6. A Last Few Axioms

I’ll conclude this exposition on ZFC with a few last axioms. First is the axiom called Comprehension, though it actually can be proven from the Replacement axiom.

Axiom 9 (Comprehension) Let {\phi} be some property, and let {S} be a set. Then the notion

\displaystyle  \left\{ x \in S \mid \phi(x) \right\}

is a set. More formally,

\displaystyle  \exists X \forall x \in X: (x \in S) \land (\phi(x)).

Notice that the comprehension must be restricted: we can only take subsets of existing sets. From this one can deduce that there is no set of all sets; if we had such a set {V}, then we could use Comprehension to generate {\{x \in V : x \notin x\}}, recovering Russel’s Paradox.

So anyways, this means that we can take list comprehensions.

Finally, I’ll touch a little on why the Axiom of Choice is actually important. You’ve probably heard the phrasing that “you can pick a sock out of every drawer” or some cute popular math phrasing like that. Here’s the precise statement.
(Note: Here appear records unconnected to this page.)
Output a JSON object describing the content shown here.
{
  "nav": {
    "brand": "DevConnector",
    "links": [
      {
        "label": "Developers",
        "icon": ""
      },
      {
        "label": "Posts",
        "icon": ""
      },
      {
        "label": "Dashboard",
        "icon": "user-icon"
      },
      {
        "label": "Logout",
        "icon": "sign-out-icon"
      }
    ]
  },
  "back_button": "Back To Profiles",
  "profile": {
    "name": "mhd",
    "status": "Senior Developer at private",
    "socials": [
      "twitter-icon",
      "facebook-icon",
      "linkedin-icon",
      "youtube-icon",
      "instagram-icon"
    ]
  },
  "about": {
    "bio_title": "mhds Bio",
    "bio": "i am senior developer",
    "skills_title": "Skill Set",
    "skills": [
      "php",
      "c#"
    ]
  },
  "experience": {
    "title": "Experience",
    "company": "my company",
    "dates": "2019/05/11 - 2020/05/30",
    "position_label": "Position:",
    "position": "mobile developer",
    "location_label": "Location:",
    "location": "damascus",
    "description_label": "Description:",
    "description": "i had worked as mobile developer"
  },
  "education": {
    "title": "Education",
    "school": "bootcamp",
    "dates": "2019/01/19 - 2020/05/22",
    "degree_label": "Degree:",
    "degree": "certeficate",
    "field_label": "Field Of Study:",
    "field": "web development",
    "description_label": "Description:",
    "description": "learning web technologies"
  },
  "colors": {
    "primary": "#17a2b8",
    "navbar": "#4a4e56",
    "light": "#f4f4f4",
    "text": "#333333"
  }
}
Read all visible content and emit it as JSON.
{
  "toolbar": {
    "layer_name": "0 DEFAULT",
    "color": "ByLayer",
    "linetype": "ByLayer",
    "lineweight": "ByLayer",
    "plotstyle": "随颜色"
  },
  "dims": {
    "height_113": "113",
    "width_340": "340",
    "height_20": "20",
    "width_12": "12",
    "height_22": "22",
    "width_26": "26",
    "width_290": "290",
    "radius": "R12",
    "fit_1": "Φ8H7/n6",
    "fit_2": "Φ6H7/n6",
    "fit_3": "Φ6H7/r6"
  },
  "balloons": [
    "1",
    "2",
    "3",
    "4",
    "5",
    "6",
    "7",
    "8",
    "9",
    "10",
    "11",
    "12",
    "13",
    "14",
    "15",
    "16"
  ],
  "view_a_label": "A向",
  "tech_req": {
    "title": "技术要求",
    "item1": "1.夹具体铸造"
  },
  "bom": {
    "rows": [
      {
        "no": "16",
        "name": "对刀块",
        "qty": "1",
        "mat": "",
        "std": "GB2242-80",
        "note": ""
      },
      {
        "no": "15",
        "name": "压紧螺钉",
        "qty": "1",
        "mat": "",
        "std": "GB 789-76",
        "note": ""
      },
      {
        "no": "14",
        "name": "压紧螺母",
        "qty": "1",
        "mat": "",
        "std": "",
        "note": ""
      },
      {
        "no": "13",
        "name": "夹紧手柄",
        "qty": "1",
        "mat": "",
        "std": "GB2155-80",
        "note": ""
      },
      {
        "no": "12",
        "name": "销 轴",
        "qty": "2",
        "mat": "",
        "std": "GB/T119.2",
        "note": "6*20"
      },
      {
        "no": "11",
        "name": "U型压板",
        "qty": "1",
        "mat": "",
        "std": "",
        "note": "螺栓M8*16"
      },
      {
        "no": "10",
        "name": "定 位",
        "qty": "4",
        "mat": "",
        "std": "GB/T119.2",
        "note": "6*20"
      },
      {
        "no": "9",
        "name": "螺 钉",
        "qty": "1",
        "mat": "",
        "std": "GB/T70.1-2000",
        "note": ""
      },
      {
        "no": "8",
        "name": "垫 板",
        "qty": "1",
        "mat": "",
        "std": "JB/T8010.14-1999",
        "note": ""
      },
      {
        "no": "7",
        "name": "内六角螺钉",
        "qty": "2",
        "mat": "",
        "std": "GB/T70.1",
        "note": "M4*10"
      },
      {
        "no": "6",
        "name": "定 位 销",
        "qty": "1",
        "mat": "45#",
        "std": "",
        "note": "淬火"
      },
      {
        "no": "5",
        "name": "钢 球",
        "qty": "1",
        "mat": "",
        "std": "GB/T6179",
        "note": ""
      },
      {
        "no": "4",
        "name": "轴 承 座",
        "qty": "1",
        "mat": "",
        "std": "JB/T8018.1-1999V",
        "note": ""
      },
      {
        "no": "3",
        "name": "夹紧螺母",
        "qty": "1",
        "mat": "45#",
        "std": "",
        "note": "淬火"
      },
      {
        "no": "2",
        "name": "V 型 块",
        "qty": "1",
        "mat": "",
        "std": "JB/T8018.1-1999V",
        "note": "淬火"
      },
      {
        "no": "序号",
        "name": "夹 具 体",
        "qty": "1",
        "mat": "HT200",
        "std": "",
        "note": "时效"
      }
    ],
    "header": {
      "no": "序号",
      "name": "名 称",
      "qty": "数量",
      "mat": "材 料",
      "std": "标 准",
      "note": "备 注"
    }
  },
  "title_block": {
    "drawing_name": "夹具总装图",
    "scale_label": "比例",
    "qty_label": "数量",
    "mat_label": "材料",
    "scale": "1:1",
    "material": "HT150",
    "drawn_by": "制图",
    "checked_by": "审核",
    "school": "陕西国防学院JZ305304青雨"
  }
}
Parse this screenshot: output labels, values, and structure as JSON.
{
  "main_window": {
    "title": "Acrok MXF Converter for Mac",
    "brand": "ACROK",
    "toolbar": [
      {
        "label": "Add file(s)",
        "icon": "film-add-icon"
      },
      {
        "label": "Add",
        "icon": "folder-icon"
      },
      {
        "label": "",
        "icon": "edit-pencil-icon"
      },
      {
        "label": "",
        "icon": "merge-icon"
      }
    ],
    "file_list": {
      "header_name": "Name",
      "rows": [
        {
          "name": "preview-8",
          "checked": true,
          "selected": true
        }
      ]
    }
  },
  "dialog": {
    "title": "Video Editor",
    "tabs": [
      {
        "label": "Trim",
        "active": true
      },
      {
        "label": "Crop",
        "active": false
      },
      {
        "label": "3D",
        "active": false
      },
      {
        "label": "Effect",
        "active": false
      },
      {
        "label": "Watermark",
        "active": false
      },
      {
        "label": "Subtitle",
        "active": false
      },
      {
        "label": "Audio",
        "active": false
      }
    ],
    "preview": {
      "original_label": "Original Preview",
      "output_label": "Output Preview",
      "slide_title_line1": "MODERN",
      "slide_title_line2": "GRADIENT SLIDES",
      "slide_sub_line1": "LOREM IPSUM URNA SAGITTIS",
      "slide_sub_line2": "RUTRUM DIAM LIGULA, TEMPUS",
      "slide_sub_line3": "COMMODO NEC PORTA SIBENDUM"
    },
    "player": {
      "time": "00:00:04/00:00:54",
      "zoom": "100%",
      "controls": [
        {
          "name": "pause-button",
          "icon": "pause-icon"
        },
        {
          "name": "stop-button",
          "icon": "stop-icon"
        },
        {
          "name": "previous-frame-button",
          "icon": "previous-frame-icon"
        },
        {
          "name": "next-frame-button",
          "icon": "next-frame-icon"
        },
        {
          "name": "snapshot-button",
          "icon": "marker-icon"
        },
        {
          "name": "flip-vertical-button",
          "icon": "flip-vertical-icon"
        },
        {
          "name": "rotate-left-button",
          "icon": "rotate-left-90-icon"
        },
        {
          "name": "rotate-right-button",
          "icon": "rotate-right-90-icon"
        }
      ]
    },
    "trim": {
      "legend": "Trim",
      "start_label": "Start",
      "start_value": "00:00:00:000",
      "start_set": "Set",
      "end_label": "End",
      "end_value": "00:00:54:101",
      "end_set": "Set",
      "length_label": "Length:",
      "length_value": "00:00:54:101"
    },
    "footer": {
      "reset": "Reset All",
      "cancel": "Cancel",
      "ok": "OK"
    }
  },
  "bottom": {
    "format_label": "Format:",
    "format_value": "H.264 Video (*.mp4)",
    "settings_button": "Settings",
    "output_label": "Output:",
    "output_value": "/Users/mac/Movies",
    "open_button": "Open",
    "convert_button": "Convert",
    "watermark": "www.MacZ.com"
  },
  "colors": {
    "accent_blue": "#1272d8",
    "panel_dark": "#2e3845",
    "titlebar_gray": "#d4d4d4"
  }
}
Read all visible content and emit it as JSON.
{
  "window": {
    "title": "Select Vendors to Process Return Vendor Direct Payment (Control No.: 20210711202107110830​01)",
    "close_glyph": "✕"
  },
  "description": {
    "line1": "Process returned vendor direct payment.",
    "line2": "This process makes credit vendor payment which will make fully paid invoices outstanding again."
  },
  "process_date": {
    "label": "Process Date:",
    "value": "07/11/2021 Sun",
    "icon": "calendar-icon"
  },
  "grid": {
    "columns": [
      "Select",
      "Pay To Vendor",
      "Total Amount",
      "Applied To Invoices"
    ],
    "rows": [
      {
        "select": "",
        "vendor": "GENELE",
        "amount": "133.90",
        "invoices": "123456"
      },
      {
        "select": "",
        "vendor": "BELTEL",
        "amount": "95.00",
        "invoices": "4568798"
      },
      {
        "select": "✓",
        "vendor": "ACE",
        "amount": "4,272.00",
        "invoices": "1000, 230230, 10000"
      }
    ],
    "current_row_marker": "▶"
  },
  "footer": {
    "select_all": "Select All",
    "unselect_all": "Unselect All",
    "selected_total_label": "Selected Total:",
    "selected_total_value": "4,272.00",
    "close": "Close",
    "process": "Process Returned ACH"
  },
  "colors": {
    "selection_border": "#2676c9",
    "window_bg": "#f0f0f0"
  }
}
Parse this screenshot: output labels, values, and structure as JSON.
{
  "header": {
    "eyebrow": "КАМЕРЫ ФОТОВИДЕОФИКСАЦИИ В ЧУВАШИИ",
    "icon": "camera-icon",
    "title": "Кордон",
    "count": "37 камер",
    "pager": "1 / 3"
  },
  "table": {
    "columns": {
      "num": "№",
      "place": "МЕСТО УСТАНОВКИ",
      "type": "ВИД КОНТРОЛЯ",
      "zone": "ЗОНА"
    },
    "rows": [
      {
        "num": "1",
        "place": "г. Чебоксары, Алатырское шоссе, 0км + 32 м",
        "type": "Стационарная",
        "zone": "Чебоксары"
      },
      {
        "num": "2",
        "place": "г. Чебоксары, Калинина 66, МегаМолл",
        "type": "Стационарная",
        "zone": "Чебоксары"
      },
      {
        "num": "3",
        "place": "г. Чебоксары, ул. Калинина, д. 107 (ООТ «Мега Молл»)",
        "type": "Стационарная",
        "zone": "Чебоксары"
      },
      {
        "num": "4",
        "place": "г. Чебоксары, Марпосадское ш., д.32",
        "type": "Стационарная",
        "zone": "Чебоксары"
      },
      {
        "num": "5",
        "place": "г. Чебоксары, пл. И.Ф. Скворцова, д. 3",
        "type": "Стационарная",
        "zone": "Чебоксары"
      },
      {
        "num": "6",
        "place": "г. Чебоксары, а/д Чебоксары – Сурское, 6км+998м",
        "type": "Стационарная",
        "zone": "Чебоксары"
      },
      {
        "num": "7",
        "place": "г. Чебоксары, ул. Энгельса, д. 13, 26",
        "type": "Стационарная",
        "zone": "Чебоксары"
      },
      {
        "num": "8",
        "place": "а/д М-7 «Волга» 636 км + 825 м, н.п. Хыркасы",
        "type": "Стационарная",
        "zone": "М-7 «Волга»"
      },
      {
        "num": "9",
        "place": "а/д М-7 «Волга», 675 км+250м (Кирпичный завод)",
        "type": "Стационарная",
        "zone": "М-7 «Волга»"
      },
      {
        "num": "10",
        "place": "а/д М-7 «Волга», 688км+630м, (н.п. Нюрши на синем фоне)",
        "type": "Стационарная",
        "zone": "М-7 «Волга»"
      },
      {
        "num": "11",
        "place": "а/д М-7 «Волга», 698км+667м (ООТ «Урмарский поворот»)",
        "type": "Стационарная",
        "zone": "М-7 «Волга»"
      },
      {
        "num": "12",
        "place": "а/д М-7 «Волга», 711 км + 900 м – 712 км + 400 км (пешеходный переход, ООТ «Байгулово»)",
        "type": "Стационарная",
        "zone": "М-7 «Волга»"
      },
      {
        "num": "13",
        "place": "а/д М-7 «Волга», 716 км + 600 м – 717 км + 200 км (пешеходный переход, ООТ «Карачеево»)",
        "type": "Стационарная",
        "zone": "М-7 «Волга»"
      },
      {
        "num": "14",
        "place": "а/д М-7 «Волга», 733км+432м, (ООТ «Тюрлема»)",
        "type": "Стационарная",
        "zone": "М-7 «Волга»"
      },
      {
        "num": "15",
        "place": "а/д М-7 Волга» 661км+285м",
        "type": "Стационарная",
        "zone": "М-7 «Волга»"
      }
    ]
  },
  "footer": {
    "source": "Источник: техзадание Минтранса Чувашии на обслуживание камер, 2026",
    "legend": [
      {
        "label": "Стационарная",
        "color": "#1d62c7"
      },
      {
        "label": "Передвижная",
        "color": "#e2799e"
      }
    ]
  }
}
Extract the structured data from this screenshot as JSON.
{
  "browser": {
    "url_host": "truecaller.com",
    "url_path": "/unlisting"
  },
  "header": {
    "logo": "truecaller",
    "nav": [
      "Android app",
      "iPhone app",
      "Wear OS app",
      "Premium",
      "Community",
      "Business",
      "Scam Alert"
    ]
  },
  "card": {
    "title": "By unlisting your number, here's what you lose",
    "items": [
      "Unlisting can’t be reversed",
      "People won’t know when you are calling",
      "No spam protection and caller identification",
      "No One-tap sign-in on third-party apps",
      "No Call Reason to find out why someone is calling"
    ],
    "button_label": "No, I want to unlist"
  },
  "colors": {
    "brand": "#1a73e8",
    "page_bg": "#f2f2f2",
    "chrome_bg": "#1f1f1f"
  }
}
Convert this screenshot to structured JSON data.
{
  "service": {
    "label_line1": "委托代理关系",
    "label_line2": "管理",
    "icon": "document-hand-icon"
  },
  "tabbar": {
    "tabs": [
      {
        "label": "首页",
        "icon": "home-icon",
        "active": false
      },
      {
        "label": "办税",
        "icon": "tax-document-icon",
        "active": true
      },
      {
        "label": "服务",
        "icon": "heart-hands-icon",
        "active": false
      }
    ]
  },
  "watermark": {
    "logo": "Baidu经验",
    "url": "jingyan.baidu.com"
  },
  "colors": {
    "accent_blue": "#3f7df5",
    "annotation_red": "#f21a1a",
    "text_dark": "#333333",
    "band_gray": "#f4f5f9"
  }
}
Axiom 10 (Choice) Let {\mathcal F} be a set such that {\varnothing \notin \mathcal F}. Then we can define a function {g} on {\mathcal F} such that {g(y) \in y} for every {y \in \mathcal F}. The function {g} is called a choice function; given a bunch of sets {\mathcal F}, it chooses an element {g(y)} out of every {y}. In other words, for any {\mathcal F} with {\varnothing \notin \mathcal F}, there exists a set

\displaystyle  \left\{ (y,g(y)) \mid y \in \mathcal F \right\}.

with {g(y) \in y} for every {y}.

In light of the discussion in these posts, what’s significant is not that we can conceive such a function (how hard can it be to take an element out of a nonempty set?) but that the resulting structure is actually a set. The whole point of having the ZF axioms is that we have to be careful about how we are allowed to make new sets out of old ones, so that we don’t run ourselves into paradoxes. The Axiom of Choice reflects that this is a subtle issue.

So there you have it, the axioms of ZFC and what they do.

Thanks to Peter Koellner, Harvard, for his class Math 145a, which taught me this material. My notes for this course can be downloaded from my math website.

Thanks to J Wu for pointing out a typo in Replacement and noting that I should emphasize how {\in} leads to the well-ordering for the ordinals.